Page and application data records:
::::::::

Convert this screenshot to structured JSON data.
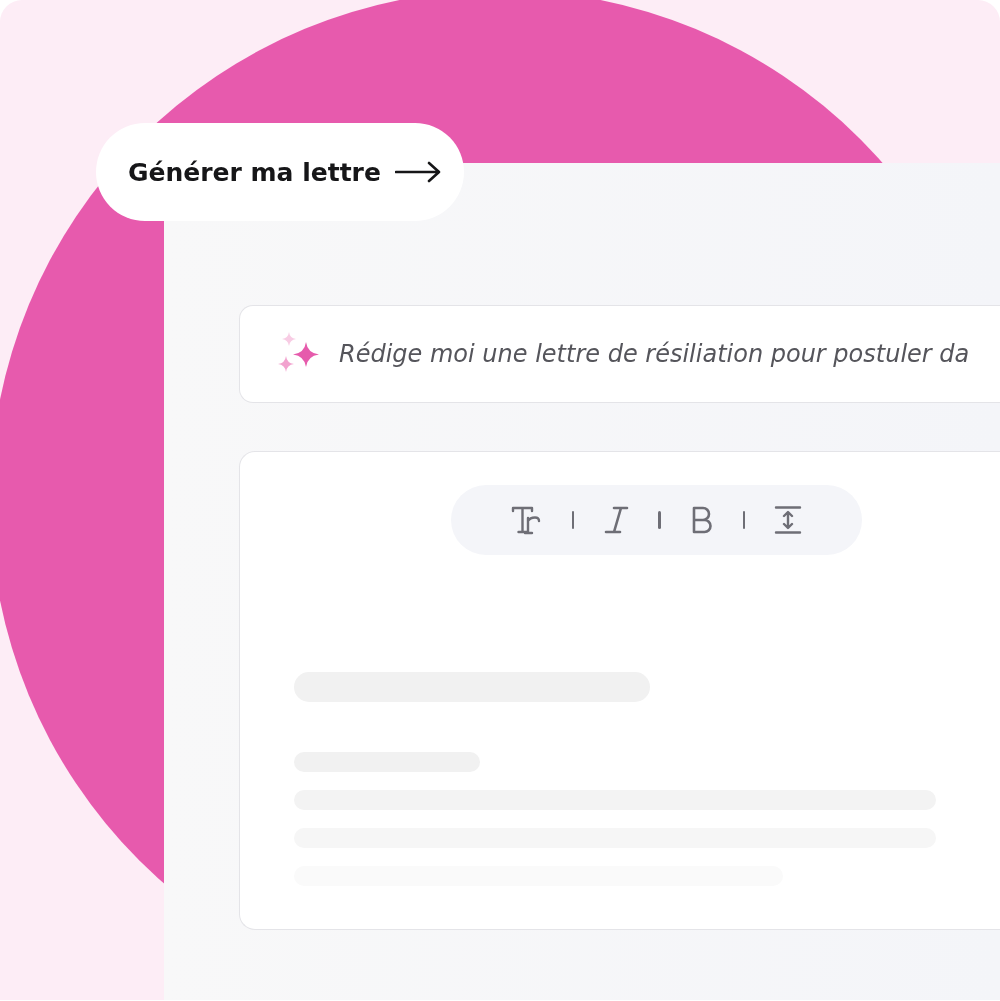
{
  "action_button": {
    "label": "Générer ma lettre"
  },
  "prompt": {
    "placeholder": "Rédige moi une lettre de résiliation pour postuler da"
  },
  "toolbar": {
    "tools": [
      {
        "kind": "text-size"
      },
      {
        "kind": "italic"
      },
      {
        "kind": "bold"
      },
      {
        "kind": "line-height"
      }
    ]
  }
}
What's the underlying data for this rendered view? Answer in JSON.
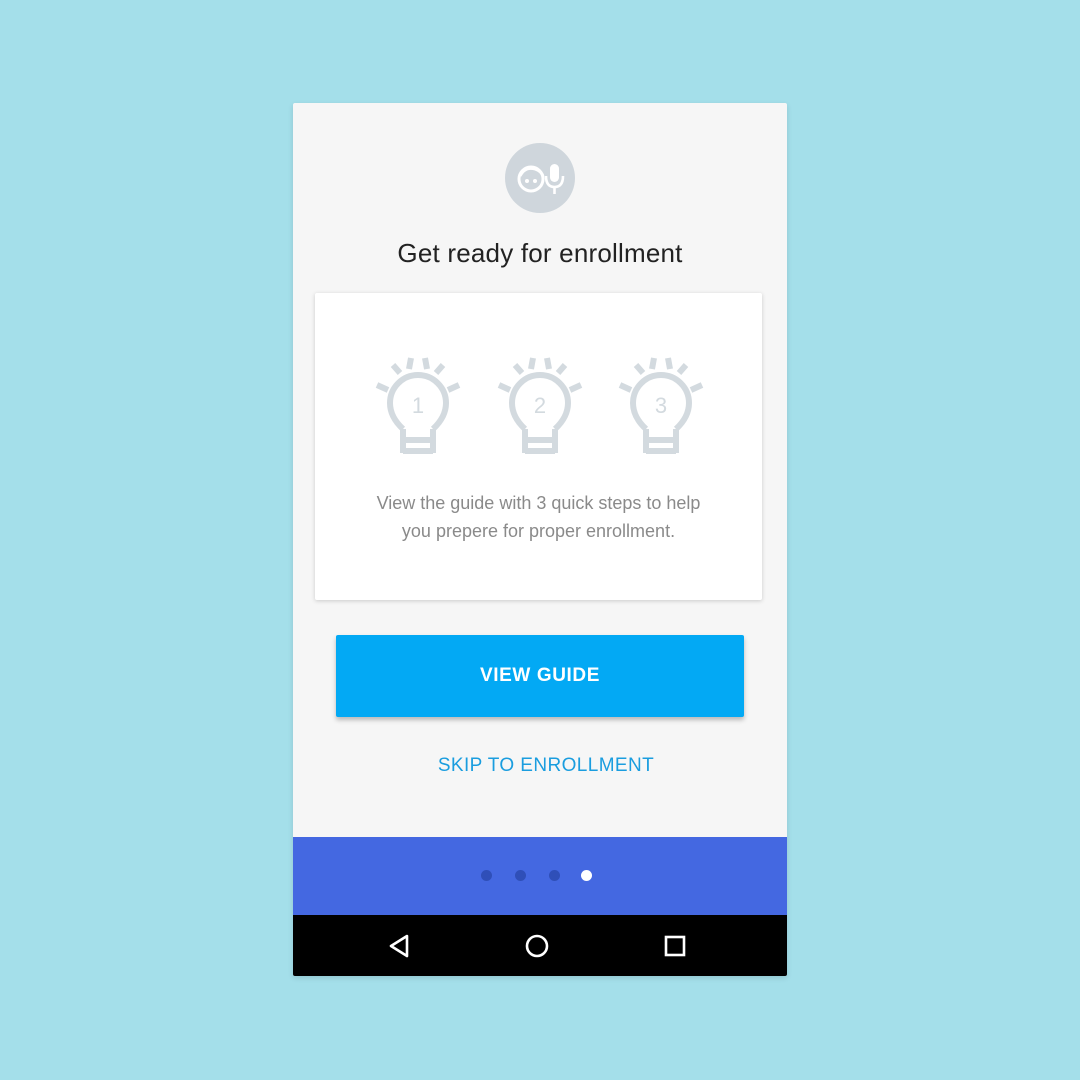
{
  "colors": {
    "background": "#a4dfea",
    "screen": "#f6f6f6",
    "card": "#ffffff",
    "accent": "#03a9f4",
    "link": "#1a9ddf",
    "footer": "#4468e1",
    "icon_grey": "#cfd6dc",
    "navbar": "#000000"
  },
  "header": {
    "icon": "face-and-microphone-icon",
    "title": "Get ready for enrollment"
  },
  "card": {
    "steps": [
      {
        "icon": "lightbulb-icon",
        "number": "1"
      },
      {
        "icon": "lightbulb-icon",
        "number": "2"
      },
      {
        "icon": "lightbulb-icon",
        "number": "3"
      }
    ],
    "description_line1": "View the guide with 3 quick steps to help",
    "description_line2": "you prepere for proper enrollment."
  },
  "actions": {
    "primary_label": "VIEW GUIDE",
    "secondary_label": "SKIP TO ENROLLMENT"
  },
  "pager": {
    "total": 4,
    "active_index": 3
  },
  "navbar": {
    "buttons": [
      "back-icon",
      "home-icon",
      "recents-icon"
    ]
  }
}
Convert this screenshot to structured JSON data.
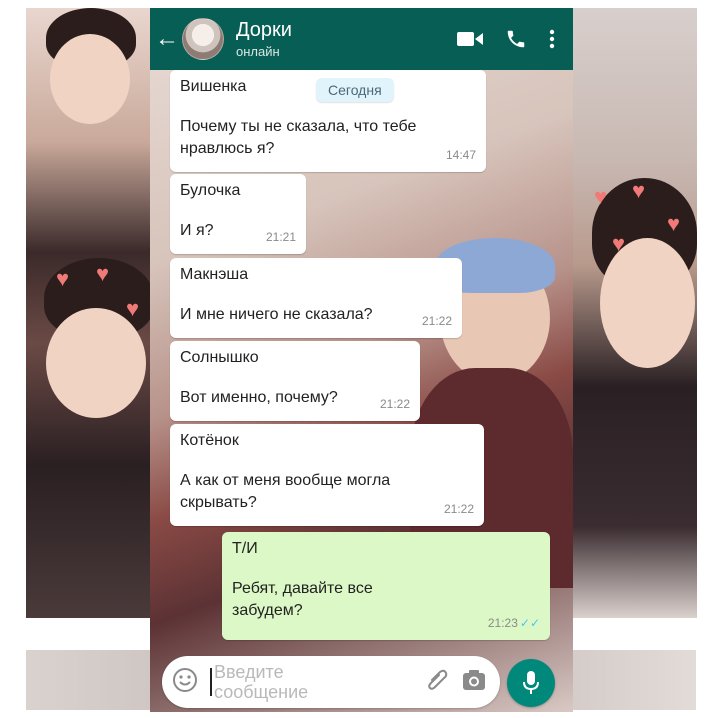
{
  "header": {
    "back_icon": "arrow-left-icon",
    "contact_name": "Дорки",
    "contact_status": "онлайн",
    "video_icon": "video-call-icon",
    "call_icon": "phone-icon",
    "menu_icon": "more-vertical-icon"
  },
  "date_label": "Сегодня",
  "messages": [
    {
      "sender": "Вишенка",
      "text": "Почему ты не сказала, что тебе нравлюсь я?",
      "time": "14:47",
      "outgoing": false
    },
    {
      "sender": "Булочка",
      "text": "И я?",
      "time": "21:21",
      "outgoing": false
    },
    {
      "sender": "Макнэша",
      "text": "И мне ничего не сказала?",
      "time": "21:22",
      "outgoing": false
    },
    {
      "sender": "Солнышко",
      "text": "Вот именно, почему?",
      "time": "21:22",
      "outgoing": false
    },
    {
      "sender": "Котёнок",
      "text": "А как от меня вообще могла скрывать?",
      "time": "21:22",
      "outgoing": false
    },
    {
      "sender": "Т/И",
      "text": "Ребят, давайте все забудем?",
      "time": "21:23",
      "outgoing": true,
      "status": "read"
    }
  ],
  "input": {
    "placeholder": "Введите сообщение",
    "emoji_icon": "emoji-icon",
    "attach_icon": "paperclip-icon",
    "camera_icon": "camera-icon",
    "mic_icon": "microphone-icon"
  },
  "colors": {
    "header": "#075e54",
    "outgoing_bubble": "#dcf8c6",
    "incoming_bubble": "#ffffff",
    "date_pill": "#e1f3fb",
    "mic_button": "#00897b",
    "read_ticks": "#4fc3f7"
  }
}
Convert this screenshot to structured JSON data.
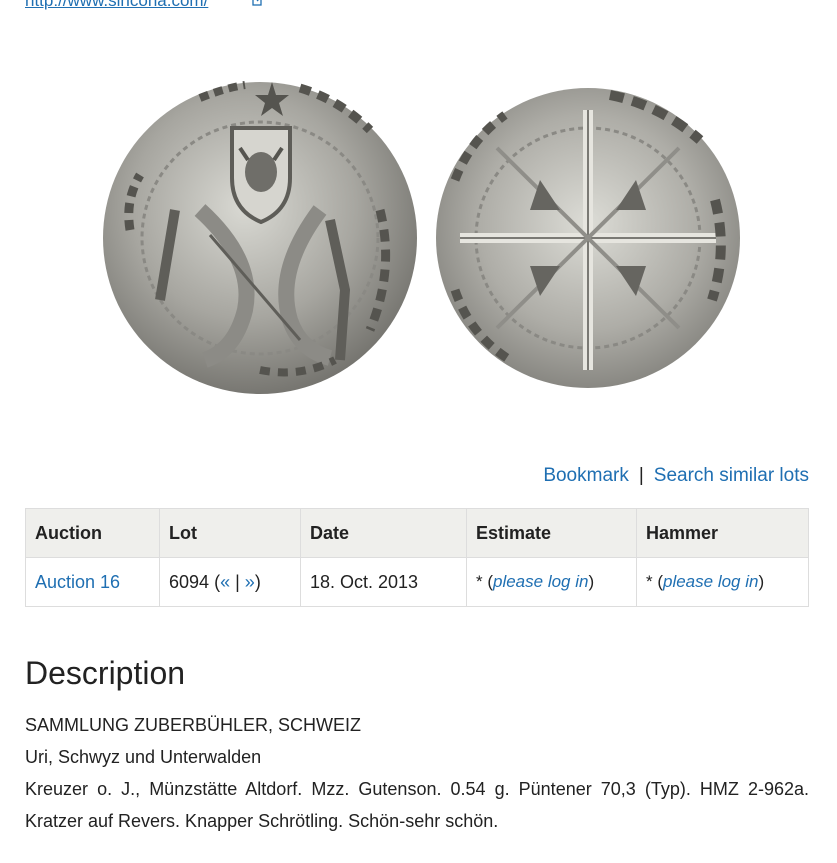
{
  "top_link": {
    "text": "http://www.sincona.com/"
  },
  "coin_images": {
    "obverse": "coin-obverse",
    "reverse": "coin-reverse"
  },
  "actions": {
    "bookmark": "Bookmark",
    "separator": "|",
    "search_similar": "Search similar lots"
  },
  "table": {
    "headers": [
      "Auction",
      "Lot",
      "Date",
      "Estimate",
      "Hammer"
    ],
    "row": {
      "auction": "Auction 16",
      "lot_number": "6094",
      "lot_open": "(",
      "prev": "«",
      "lot_sep": "|",
      "next": "»",
      "lot_close": ")",
      "date": "18. Oct. 2013",
      "estimate_prefix": "* (",
      "estimate_link": "please log in",
      "estimate_suffix": ")",
      "hammer_prefix": "* (",
      "hammer_link": "please log in",
      "hammer_suffix": ")"
    }
  },
  "description": {
    "title": "Description",
    "collection": "SAMMLUNG ZUBERBÜHLER, SCHWEIZ",
    "region": "Uri, Schwyz und Unterwalden",
    "text": "Kreuzer o. J., Münzstätte Altdorf. Mzz. Gutenson. 0.54 g. Püntener 70,3 (Typ). HMZ 2-962a. Kratzer auf Revers. Knapper Schrötling. Schön-sehr schön."
  }
}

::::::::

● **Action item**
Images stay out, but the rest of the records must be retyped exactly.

● **Answer section**
Convert this screenshot to structured JSON data.
{
  "action_button": {
    "label": "Générer ma lettre"
  },
  "prompt": {
    "placeholder": "Rédige moi une lettre de résiliation pour postuler da"
  },
  "toolbar": {
    "tools": [
      {
        "kind": "text-size"
      },
      {
        "kind": "italic"
      },
      {
        "kind": "bold"
      },
      {
        "kind": "line-height"
      }
    ]
  }
}
What's the underlying data for this rendered view? Answer in JSON.
{
  "colors": {
    "background": "#a4dfea",
    "screen": "#f6f6f6",
    "card": "#ffffff",
    "accent": "#03a9f4",
    "link": "#1a9ddf",
    "footer": "#4468e1",
    "icon_grey": "#cfd6dc",
    "navbar": "#000000"
  },
  "header": {
    "icon": "face-and-microphone-icon",
    "title": "Get ready for enrollment"
  },
  "card": {
    "steps": [
      {
        "icon": "lightbulb-icon",
        "number": "1"
      },
      {
        "icon": "lightbulb-icon",
        "number": "2"
      },
      {
        "icon": "lightbulb-icon",
        "number": "3"
      }
    ],
    "description_line1": "View the guide with 3 quick steps to help",
    "description_line2": "you prepere for proper enrollment."
  },
  "actions": {
    "primary_label": "VIEW GUIDE",
    "secondary_label": "SKIP TO ENROLLMENT"
  },
  "pager": {
    "total": 4,
    "active_index": 3
  },
  "navbar": {
    "buttons": [
      "back-icon",
      "home-icon",
      "recents-icon"
    ]
  }
}
Convert this screenshot to structured JSON data.
{
  "header": {
    "back_icon": "arrow-left-icon",
    "contact_name": "Дорки",
    "contact_status": "онлайн",
    "video_icon": "video-call-icon",
    "call_icon": "phone-icon",
    "menu_icon": "more-vertical-icon"
  },
  "date_label": "Сегодня",
  "messages": [
    {
      "sender": "Вишенка",
      "text": "Почему ты не сказала, что тебе нравлюсь я?",
      "time": "14:47",
      "outgoing": false
    },
    {
      "sender": "Булочка",
      "text": "И я?",
      "time": "21:21",
      "outgoing": false
    },
    {
      "sender": "Макнэша",
      "text": "И мне ничего не сказала?",
      "time": "21:22",
      "outgoing": false
    },
    {
      "sender": "Солнышко",
      "text": "Вот именно, почему?",
      "time": "21:22",
      "outgoing": false
    },
    {
      "sender": "Котёнок",
      "text": "А как от меня вообще могла скрывать?",
      "time": "21:22",
      "outgoing": false
    },
    {
      "sender": "Т/И",
      "text": "Ребят, давайте все забудем?",
      "time": "21:23",
      "outgoing": true,
      "status": "read"
    }
  ],
  "input": {
    "placeholder": "Введите сообщение",
    "emoji_icon": "emoji-icon",
    "attach_icon": "paperclip-icon",
    "camera_icon": "camera-icon",
    "mic_icon": "microphone-icon"
  },
  "colors": {
    "header": "#075e54",
    "outgoing_bubble": "#dcf8c6",
    "incoming_bubble": "#ffffff",
    "date_pill": "#e1f3fb",
    "mic_button": "#00897b",
    "read_ticks": "#4fc3f7"
  }
}
Convert this screenshot to structured JSON data.
{
  "top_link": {
    "text": "http://www.sincona.com/"
  },
  "coin_images": {
    "obverse": "coin-obverse",
    "reverse": "coin-reverse"
  },
  "actions": {
    "bookmark": "Bookmark",
    "separator": "|",
    "search_similar": "Search similar lots"
  },
  "table": {
    "headers": [
      "Auction",
      "Lot",
      "Date",
      "Estimate",
      "Hammer"
    ],
    "row": {
      "auction": "Auction 16",
      "lot_number": "6094",
      "lot_open": "(",
      "prev": "«",
      "lot_sep": "|",
      "next": "»",
      "lot_close": ")",
      "date": "18. Oct. 2013",
      "estimate_prefix": "* (",
      "estimate_link": "please log in",
      "estimate_suffix": ")",
      "hammer_prefix": "* (",
      "hammer_link": "please log in",
      "hammer_suffix": ")"
    }
  },
  "description": {
    "title": "Description",
    "collection": "SAMMLUNG ZUBERBÜHLER, SCHWEIZ",
    "region": "Uri, Schwyz und Unterwalden",
    "text": "Kreuzer o. J., Münzstätte Altdorf. Mzz. Gutenson. 0.54 g. Püntener 70,3 (Typ). HMZ 2-962a. Kratzer auf Revers. Knapper Schrötling. Schön-sehr schön."
  }
}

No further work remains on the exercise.